Negligence, Employer's liability. Evidence, Opinion: experts.
At the trial of an action by a boy seventeen years of age against his employer to recover for injuries resulting from a piece of steel flying into his eye when, under directions of the defendant and with no warning from him of danger, he struck a hatchet, furnished him by the defendant to be used as a wedge in opening a box, with a hammer also so furnished, it appeared from the plaintiff's evidence that the plaintiff, a bright boy, had gone to work for the defendant on the day of his injury, that the tools furnished to him were proper, were "good, fair, ordinary trade" hatchet and hammer, and that, when the hatchet was struck on the head by the hammer, particles of steel were likely to fly from the hatchet at every blow. Held, that the act which the defendant directed the plaintiff
to do was one of the common operations of everyday life, free from complexity or complication, and ordinarily a harmless act, and that there was no duty resting upon the defendant to warn the plaintiff.
At the trial of an action by a bright boy seventeen years of age against his employer to recover for personal injuries, it appeared that the injury complained of resulted from a particle of steel flying into the plaintiff's eye when, under the defendant's direction and without any warning from him of danger attending the act, in opening a box he struck a hatchet used as a wedge with a hammer, both tools being furnished by the defendant. The plaintiff desired to ask one experienced in the manufacture and use of steel tools, who had testified that, when the hatchet used by the plaintiff was struck on the head with the hammer used by him, particles of steel were likely to fly off at every blow, "What is that hatchet fitted for," and "What is the proper material of which to make a wedge," and offered to prove by expert testimony that the tools used by the plaintiff were not safe and suitable tools for the purpose for which they were made. Held, that the questions should be excluded, the subject not being a proper one for expert testimony.
TORT, by an employee against his employer to recover for personal injuries. Writ in the Superior Court for the county of Suffolk dated March 1, 1904.
There was a trial before Harris, J. The facts introduced in evidence are stated in the opinion. The facts relative to the questions to the plaintiff's expert, mentioned in the last paragraph of the opinion, were as follows:
One Pinel, a manufacturer of granite tools, testified that he had had experience with reference to the quality of iron and steel used in tools, and that when the hatchet used by the plaintiff was struck on the head by the hammer used by him particles of steel were liable to fly off from the hatchet at every blow.

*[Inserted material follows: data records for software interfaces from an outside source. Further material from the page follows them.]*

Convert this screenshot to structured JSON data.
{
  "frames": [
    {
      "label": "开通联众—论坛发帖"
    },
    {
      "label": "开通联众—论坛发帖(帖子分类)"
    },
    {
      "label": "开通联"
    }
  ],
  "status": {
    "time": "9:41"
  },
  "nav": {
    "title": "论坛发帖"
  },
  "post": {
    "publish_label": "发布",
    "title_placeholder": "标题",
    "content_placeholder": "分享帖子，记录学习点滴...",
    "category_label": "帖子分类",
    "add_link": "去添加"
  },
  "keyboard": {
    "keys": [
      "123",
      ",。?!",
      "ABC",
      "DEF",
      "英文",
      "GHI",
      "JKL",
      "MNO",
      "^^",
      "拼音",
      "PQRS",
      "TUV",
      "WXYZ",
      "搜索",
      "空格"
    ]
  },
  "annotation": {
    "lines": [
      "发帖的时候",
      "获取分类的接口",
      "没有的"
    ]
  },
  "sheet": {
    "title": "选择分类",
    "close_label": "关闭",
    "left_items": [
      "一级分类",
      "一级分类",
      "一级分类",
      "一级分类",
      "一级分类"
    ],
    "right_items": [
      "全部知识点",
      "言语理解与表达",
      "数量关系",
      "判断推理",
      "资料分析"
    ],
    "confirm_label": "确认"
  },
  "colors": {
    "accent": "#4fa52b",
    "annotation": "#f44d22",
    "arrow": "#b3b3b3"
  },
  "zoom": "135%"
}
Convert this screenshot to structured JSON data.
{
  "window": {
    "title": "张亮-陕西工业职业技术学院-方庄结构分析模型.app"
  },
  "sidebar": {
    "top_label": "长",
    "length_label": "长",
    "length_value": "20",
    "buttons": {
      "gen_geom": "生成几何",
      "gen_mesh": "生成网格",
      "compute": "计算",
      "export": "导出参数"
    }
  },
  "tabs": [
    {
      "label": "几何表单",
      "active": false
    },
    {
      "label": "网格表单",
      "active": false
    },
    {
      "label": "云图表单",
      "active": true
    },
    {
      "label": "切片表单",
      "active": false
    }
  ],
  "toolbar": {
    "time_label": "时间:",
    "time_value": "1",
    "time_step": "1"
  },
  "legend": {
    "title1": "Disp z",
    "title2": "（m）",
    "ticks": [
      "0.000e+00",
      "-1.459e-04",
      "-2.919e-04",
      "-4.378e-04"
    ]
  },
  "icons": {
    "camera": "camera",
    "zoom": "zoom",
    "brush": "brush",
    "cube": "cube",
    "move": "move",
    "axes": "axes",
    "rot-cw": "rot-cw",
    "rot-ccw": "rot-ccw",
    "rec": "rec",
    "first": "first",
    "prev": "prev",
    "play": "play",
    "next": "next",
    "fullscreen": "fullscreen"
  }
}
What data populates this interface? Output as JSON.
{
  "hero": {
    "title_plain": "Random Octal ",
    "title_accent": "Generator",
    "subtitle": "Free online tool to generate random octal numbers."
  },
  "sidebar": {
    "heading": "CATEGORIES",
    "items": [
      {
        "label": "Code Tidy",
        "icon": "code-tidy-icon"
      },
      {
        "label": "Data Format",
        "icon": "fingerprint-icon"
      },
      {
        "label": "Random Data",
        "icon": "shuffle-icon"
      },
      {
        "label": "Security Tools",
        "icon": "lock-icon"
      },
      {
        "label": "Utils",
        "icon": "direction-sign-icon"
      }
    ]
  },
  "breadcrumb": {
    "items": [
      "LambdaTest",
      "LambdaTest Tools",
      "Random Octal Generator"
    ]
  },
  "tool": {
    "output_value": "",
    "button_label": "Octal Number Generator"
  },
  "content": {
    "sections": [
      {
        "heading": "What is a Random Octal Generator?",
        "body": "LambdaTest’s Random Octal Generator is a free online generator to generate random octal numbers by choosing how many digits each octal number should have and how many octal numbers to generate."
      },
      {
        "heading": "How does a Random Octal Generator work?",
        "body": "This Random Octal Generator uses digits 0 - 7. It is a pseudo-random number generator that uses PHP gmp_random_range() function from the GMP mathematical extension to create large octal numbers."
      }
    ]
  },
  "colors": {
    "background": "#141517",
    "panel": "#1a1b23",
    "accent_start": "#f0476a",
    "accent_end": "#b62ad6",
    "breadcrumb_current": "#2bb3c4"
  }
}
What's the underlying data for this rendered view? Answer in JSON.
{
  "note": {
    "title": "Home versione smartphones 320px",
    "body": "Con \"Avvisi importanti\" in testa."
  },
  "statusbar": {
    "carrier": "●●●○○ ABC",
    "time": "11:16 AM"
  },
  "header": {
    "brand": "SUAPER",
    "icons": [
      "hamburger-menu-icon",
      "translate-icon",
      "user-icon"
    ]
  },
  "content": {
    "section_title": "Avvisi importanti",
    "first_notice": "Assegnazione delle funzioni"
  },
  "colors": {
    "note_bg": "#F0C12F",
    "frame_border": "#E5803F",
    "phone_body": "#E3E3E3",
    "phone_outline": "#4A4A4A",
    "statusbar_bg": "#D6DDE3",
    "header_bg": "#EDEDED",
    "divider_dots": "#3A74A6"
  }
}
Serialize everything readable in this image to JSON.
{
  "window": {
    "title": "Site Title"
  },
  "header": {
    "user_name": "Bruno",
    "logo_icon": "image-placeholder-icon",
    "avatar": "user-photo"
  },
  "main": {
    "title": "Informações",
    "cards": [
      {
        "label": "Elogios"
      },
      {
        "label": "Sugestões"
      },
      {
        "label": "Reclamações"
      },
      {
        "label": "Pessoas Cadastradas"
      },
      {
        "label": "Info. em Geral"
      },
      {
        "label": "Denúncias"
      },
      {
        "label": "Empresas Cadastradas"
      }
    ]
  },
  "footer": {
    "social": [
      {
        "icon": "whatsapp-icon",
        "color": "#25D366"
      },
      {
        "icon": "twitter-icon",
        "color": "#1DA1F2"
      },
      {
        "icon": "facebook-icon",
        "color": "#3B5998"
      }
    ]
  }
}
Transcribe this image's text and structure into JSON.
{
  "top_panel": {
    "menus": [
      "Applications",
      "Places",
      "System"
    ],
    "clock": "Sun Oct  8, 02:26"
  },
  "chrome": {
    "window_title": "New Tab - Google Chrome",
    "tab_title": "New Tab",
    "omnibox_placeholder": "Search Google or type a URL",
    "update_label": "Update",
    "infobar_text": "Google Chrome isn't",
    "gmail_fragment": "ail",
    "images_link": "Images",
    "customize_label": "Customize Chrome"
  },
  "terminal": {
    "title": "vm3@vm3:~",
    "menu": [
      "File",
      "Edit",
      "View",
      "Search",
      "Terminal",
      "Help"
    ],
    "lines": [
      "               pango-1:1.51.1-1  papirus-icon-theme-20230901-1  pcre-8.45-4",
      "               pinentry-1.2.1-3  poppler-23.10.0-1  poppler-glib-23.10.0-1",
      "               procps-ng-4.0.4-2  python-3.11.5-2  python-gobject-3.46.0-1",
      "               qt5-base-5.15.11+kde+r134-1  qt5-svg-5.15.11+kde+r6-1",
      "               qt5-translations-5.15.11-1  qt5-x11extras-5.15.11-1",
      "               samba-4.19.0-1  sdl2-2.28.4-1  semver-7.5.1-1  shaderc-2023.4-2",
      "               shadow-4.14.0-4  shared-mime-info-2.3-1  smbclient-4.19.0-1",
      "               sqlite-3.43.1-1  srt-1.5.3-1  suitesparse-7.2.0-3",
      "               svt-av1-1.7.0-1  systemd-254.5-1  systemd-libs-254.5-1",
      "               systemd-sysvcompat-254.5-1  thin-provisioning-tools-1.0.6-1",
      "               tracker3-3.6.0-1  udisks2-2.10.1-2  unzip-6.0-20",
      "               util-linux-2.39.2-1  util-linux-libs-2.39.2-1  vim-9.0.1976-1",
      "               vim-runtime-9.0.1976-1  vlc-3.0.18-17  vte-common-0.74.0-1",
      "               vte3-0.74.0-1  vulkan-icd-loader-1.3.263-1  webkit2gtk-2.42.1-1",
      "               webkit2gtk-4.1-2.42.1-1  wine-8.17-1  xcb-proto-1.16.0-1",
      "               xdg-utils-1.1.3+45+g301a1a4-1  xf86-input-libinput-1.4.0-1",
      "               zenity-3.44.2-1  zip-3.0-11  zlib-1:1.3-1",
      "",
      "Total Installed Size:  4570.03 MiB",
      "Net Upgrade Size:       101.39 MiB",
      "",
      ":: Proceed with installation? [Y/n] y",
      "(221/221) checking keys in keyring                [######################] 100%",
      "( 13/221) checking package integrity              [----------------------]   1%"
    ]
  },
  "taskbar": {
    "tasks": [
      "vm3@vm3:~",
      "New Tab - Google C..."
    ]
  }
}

He was then asked, "What is that hatchet fitted for?" and "What is the proper material of which to make a wedge?" and the plaintiff offered to show by expert testimony that the hatchet and hammer used by the plaintiff at the time of the accident were not safe and suitable tools to be used for the purpose for which or in the manner in which they were used at the time of the accident.
The presiding judge excluded the questions and ruled that the evidence offered was inadmissible on the ground that it was not a proper subject for expert testimony, and the plaintiff excepted.
At the close of the evidence introduced by the plaintiff, the presiding judge directed the jury to return a verdict for the defendant, and the plaintiff excepted.
F. L. Norton, for the plaintiff.
E. C. Stone, for the defendant.
RUGG, J. The plaintiff was a bright boy seventeen years old. He began to work for the defendant as an errand boy on the morning of the day of his injury. After going on errands, he was told by the defendant to open some wooden packing cases, and was given as tools with which to do it a hammer and hatchet, which were described by a witness called by the plaintiff as "good, fair, ordinary trade" hatchet and hammer. The defendant told him that he could get the cover off quicker by hitting the hatchet under the cover. After a few strokes, a piece of steel flew off and injured the plaintiff's eye. He was given no warning of danger.
There is nothing to show negligence on the part of the defendant. The tools furnished were proper. The thing he was told to do was one of the common operations of everyday life, free from complexity or complication, and it was done in the usual way. Universal experience has stamped it as ordinarily a harmless act. Under these circumstances there was no duty resting on the employer to warn the employee.
The evidence offered by the plaintiff's expert was properly excluded. The use of a hammer and hatchet in taking off a box cover can be comprehended by persons of average intelligence without the aid of experts. There is no mystery about the construction or use of either. In such a case the simplicity of common sense affords a safer guide than the niceties of technical knowledge.